I bought a few new specialty tools for this project which will make fretting easier than on my last mandolins. I also made a very useful a cross cut sled for fret slotting. The rest of the tools I used were essentially the same as the ones used to make my first acoustic mandolin: tools.
Fret Crowing File
One tool that I really needed on my last projects was a fret crowning file. This file makes it very easy to put an even curve on top take the frets after they have been leveled. Properly crowned frets both look better and are less painful to play. (I didnít crown the frets on my last mandolins which left them squared off on top which was uncomfortable when sliding between fretted notes.
Fret End Cutters

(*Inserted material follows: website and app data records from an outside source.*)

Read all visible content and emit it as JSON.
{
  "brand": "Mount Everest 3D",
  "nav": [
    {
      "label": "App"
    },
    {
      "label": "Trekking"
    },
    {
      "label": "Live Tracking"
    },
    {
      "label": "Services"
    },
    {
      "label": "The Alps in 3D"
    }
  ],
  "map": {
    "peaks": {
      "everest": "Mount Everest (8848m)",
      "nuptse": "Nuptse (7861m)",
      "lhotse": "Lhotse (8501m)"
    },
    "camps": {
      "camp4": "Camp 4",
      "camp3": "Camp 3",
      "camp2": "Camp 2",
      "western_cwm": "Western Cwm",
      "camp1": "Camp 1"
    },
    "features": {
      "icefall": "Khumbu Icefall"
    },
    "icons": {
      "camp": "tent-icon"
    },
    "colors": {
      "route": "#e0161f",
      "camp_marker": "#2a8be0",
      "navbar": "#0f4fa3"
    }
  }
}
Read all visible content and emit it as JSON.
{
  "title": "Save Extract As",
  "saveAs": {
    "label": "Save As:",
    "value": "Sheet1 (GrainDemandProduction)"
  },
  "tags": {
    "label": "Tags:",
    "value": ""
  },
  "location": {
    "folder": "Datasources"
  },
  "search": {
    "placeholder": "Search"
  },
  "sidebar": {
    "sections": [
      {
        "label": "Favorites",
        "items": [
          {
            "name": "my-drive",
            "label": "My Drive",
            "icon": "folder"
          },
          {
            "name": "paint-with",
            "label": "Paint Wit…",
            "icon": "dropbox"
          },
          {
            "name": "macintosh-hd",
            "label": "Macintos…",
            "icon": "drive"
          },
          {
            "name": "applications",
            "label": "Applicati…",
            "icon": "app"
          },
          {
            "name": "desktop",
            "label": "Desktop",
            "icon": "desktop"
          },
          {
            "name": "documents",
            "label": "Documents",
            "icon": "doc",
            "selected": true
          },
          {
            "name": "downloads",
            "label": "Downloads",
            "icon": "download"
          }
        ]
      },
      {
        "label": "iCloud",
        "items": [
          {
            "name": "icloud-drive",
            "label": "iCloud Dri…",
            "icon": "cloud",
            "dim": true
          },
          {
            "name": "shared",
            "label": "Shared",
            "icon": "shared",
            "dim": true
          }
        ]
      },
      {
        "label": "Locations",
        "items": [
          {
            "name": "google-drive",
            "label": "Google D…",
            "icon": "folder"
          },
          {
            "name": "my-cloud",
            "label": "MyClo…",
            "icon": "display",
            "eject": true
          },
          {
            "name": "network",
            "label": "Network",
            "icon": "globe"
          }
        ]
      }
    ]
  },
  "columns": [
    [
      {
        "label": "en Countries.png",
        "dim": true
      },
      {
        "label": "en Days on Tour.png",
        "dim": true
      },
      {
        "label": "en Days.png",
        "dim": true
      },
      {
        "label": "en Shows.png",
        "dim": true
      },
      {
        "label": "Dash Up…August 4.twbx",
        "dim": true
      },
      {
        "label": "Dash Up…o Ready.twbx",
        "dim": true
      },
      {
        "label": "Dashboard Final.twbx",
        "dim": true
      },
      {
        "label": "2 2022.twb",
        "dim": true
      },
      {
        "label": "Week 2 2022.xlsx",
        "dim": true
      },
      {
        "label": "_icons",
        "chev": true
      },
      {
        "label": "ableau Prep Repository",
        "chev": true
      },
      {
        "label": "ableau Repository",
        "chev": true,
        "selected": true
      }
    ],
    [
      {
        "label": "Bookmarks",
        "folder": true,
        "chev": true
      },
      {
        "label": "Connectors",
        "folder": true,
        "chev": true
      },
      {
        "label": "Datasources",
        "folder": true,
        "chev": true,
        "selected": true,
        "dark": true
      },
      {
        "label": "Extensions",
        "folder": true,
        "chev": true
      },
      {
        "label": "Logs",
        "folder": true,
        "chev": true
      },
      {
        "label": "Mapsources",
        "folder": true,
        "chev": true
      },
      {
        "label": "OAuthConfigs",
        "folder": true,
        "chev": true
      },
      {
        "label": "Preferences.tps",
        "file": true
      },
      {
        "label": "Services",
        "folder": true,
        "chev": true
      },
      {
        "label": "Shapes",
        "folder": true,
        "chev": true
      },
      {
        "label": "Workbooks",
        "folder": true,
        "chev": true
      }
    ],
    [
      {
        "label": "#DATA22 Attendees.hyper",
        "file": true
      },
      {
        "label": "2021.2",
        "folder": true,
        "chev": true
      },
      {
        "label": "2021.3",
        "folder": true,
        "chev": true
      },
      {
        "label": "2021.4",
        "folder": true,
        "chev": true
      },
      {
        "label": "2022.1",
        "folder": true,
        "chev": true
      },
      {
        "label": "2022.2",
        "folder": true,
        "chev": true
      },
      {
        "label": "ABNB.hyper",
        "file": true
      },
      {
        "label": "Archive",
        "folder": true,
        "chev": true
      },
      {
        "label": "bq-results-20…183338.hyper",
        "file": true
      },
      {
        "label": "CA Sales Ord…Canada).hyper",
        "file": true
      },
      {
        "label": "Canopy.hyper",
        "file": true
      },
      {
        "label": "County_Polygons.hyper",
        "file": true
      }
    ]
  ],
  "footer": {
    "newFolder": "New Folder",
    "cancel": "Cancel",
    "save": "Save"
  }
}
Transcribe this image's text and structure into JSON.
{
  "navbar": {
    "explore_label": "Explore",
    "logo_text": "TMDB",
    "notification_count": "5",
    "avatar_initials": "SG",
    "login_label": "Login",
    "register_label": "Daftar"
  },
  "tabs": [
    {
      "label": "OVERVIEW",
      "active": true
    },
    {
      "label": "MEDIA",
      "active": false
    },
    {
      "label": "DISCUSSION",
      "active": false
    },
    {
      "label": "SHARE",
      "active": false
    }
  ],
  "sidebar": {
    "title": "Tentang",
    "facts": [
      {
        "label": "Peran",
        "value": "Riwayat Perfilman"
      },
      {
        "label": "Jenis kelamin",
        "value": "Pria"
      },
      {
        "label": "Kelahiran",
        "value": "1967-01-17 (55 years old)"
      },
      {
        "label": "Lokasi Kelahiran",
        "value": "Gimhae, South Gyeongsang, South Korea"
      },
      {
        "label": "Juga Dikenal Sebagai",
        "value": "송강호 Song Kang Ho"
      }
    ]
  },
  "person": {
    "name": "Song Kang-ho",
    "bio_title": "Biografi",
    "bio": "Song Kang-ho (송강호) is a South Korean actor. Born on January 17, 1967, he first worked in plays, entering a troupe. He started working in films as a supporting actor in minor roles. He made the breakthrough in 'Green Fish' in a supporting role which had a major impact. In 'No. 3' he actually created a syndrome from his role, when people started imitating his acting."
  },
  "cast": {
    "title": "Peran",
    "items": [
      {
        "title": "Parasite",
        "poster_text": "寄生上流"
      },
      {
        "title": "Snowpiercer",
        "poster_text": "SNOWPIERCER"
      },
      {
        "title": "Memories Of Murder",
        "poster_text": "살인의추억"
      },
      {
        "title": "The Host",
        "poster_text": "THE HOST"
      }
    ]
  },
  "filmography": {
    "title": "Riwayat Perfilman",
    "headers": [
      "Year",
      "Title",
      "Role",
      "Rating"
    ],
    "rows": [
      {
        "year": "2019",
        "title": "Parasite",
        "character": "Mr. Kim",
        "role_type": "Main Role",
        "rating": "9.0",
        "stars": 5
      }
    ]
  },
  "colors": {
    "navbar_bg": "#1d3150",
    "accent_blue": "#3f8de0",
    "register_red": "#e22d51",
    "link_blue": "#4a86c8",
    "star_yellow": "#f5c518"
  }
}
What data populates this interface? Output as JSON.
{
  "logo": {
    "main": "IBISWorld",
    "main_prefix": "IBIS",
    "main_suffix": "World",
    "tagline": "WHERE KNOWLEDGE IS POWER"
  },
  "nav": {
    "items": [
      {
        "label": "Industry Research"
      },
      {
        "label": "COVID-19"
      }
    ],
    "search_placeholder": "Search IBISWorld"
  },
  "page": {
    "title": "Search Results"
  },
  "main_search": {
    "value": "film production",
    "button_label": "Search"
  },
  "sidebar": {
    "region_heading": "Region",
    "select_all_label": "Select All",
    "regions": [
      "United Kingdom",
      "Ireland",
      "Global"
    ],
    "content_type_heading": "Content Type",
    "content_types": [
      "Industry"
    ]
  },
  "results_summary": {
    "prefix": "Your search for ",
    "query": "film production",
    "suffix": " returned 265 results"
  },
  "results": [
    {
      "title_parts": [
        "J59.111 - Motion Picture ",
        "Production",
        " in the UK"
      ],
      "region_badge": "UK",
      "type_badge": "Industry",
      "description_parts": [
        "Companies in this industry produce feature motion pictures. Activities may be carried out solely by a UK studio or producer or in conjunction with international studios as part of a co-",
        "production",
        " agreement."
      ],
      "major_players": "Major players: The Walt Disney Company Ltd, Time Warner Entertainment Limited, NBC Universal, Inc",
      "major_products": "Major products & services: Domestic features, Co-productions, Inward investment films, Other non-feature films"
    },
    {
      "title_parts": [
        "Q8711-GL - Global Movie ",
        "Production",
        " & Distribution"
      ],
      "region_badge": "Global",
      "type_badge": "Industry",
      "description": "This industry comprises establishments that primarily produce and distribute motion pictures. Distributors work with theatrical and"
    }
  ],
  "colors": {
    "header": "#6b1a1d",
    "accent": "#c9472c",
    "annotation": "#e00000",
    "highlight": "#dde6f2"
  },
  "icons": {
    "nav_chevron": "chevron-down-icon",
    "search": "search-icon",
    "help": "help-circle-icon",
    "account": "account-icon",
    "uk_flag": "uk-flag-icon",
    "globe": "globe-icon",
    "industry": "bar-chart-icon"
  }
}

I made my own set of fret end cutters by grinding down the cutting edge of a pair of small diagonal pliers. Last time I used unmodified diagonal pliers which resulted in a large overhang of the fret ends past the fretboard edge even after cutting them off. The ends then had to be filed down smooth with the fretboard. This was a very labor intensive job. With the flush cutting pliers I only had to do a light filing and the ends of the frets where smooth to the touch and even with the fretboard. The pliers worked fairly well, but could have been much larger for easier cutting and less fatigue. I would suggest at least a medium sized diagonal plier. The tool Stewmac sells for this job is an end cutter instead of a diagonal plier. An end cutter could also be bought locally and modified.
Fret Slotting Saw
I was originally going to use a guitar fretboard and cut it off at the second fret, but decided it would be a good long term investment to get a fret slotting saw that fits a table saw. The slotting saw will allow me to make fretboards with custom scale lengths. I will also be able to use of whatever wood is available or desired for the fretboard. The maple fretboard made for this project cost less than $1 in wood and took very little time to make.
Since I wanted to make a custom maple fretboard, I needed to make a fret sloting cross-cut sled to make the fret slots. The sled was made of a 24 inch by 8 inch mdf base and two cross braces of scrap maple. The rear cross brace spans the entire width of the base and acts as the fence for holding stock perpendicular to the blade. The front cross brace is just there to provide support and keep everything square.
Gluing the Parts Together
I started by gluing on the two cross braces one at a time to the mdf base using a flat table surface to clamp the assembly to in order to ensure a flat assembly. Since the cuts would be very shallow using the cross cut sled only for fret slotting duties, I glued the braces flat as opposed to vertically for a greater gluing surface area and since the added stiffness wasnít necessary in the vertical direction.
Attaching the Miter Gauge
Using the already square edges of the mdf, I squared up the edges of the base and brace assembly on the table saw. I attached the base to an existing miter gauge which has two holes for screwing on accessories. I drilled pilot holes for the two screws and then screwed the miter gauge to the cross cut sled making sure that the sled would be flat to the table when attached. This method is much easier and faster than making your own runners to fit the table slow slots assuming you already have a miter gauge. It also lets you use the built in adjustment on the miter gauge to make sure the sled is perfectly parallel to the saw blade.
The very thin blade of the slotting saw has a non-cutting raised section that acts as a built in stiffener. To clear this part of the blade, I ran a pass with a 1/8th inch wide table saw blade that just pierced the top surface of the mdf. This allowed the fret slotting blade to pass through the 1/2 inch thick mdf and the .07 inches into the fretboard to make the fret slot without the non-cutting stiffener contacting the sled. The last step was to install the slotting blade, cut a reference slot and then extend that line up in pencil so I could later tell where the slot would be on the fretboard.